Time is Money. There are a variety of direct costs to the organization associated with poorly managed conflict, including, in the worst cases, the loss of customers and good employees. One that is visible to everyone is the time taken to successfully resolve issues. Time that would be better spent on accomplishing work and achieving goals is instead used to manage disagreements and smooth ruffled feathers, although where the outcome is wholly positive this might be seen as an investment.

A good leader knows about this impact on personal and organisational wellbeing.

She realises the long term future impact of a modest present conflict. She understand Senge’s principle: consequences may be separated in time and space.

Her interventions are immediate, insistent and assured.


The skill of leaders in this regard is the key determinant.

The study found seven out of ten employees (70%) see managing conflict as

a “very” or “critically” important leadership skill, while 54% of employees think managers could handle disputes better by addressing underlying tensions before things go wrong.

Once again as study after study reveals the confirmation bias for leaders is still present.
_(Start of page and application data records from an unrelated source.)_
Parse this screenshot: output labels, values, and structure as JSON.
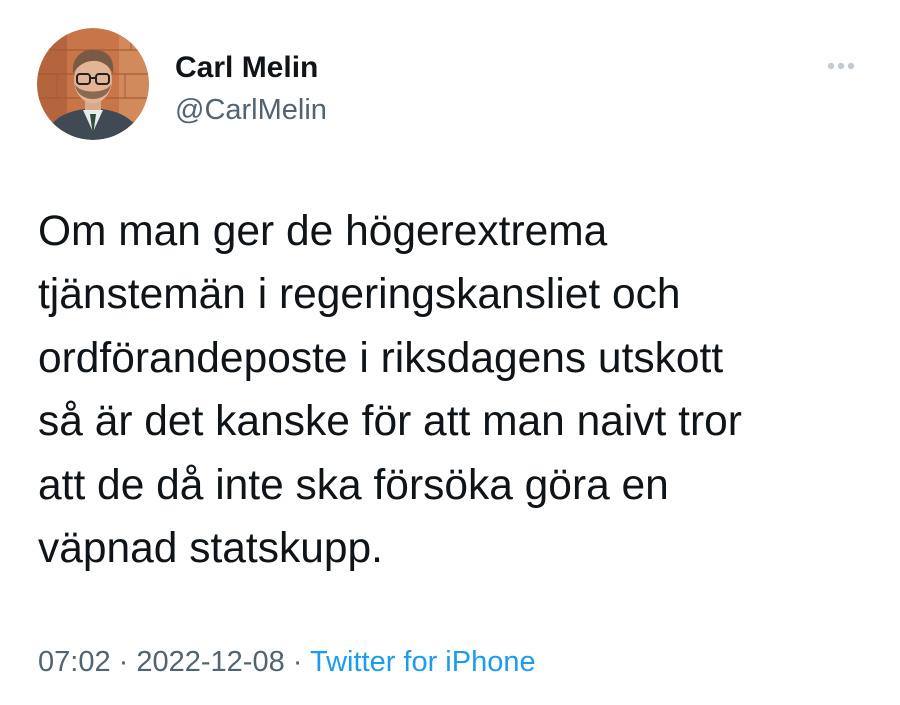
{
  "author": {
    "name": "Carl Melin",
    "handle": "@CarlMelin"
  },
  "more_icon": "more-horizontal-icon",
  "tweet": {
    "text": "Om man ger de högerextrema\ntjänstemän i regeringskansliet och\nordförandeposte i riksdagens utskott\nså är det kanske för att man naivt tror\natt de då inte ska försöka göra en\nväpnad statskupp."
  },
  "meta": {
    "time": "07:02",
    "separator": " · ",
    "date": "2022-12-08",
    "source": "Twitter for iPhone"
  },
  "colors": {
    "text": "#0f1419",
    "secondary": "#536471",
    "link": "#1d9bf0"
  }
}
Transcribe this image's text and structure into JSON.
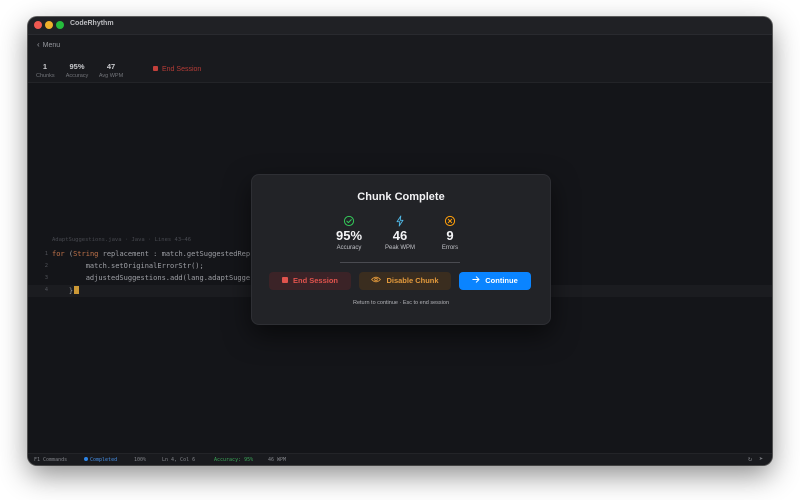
{
  "window": {
    "title": "CodeRhythm"
  },
  "menu": {
    "back_label": "Menu"
  },
  "stats": [
    {
      "value": "1",
      "label": "Chunks"
    },
    {
      "value": "95%",
      "label": "Accuracy"
    },
    {
      "value": "47",
      "label": "Avg WPM"
    }
  ],
  "end_session_top": "End Session",
  "editor": {
    "file_label": "AdaptSuggestions.java · Java · Lines 43–46",
    "lines": [
      {
        "num": "1",
        "keyword": "for",
        "paren": " (",
        "type": "String",
        "rest": " replacement : match.getSuggestedRep"
      },
      {
        "num": "2",
        "text": "        match.setOriginalErrorStr();"
      },
      {
        "num": "3",
        "text": "        adjustedSuggestions.add(lang.adaptSugge"
      },
      {
        "num": "4",
        "text": "    }"
      }
    ]
  },
  "modal": {
    "title": "Chunk Complete",
    "stats": [
      {
        "value": "95%",
        "label": "Accuracy",
        "icon": "check-circle-icon",
        "color": "#34c759"
      },
      {
        "value": "46",
        "label": "Peak WPM",
        "icon": "lightning-icon",
        "color": "#4fb8e6"
      },
      {
        "value": "9",
        "label": "Errors",
        "icon": "x-circle-icon",
        "color": "#ff9f0a"
      }
    ],
    "buttons": {
      "end_session": "End Session",
      "disable_chunk": "Disable Chunk",
      "continue": "Continue"
    },
    "hint": "Return to continue · Esc to end session"
  },
  "statusbar": {
    "commands": "F1 Commands",
    "state": "Completed",
    "zoom": "100%",
    "position": "Ln 4, Col 6",
    "accuracy": "Accuracy: 95%",
    "wpm": "46 WPM"
  },
  "colors": {
    "accent": "#0a84ff",
    "danger": "#e0534d",
    "warning": "#e39a3c",
    "success": "#34c759"
  }
}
Managers think they handle conflict well.

A third of managers (31%) think they handle disagreements well, but only 22% of non-managers agree.

Furthermore, nearly half of non-managers (43%) think their bosses don’t deal with conflict as well as they should, compared to only 23% of managers who share this view.


Training is the biggest driver for high-quality outcomes from conflict.

Less than half (44%) of all those questioned have received training in how to manage workplace conflict.

Where training does exist, it adds value: over 95% of people receiving training as part of leadership development or on formal external courses say that it helped them in some way. A quarter (27%) say it made them more comfortable and confident in managing disputes and 58% of those who have been trained say they now look for win–win outcomes from conflict.


  1. Preempt the three causes of workplace conflict
  2. Understand that influential communication is the most crucial preventive approach
  3. Realise the long term costs of unresolved conflict
  4. Accept most managers do not have the skill to manage conflict without assistance
  5. Utilise influential communication and conflict management training

Good leaders engage in these 5 ways.

The training is crucial. Do it.

We of course prefer you might use our Influence Dimensions communication tool and our Managing Difficult Conversations Masterclass.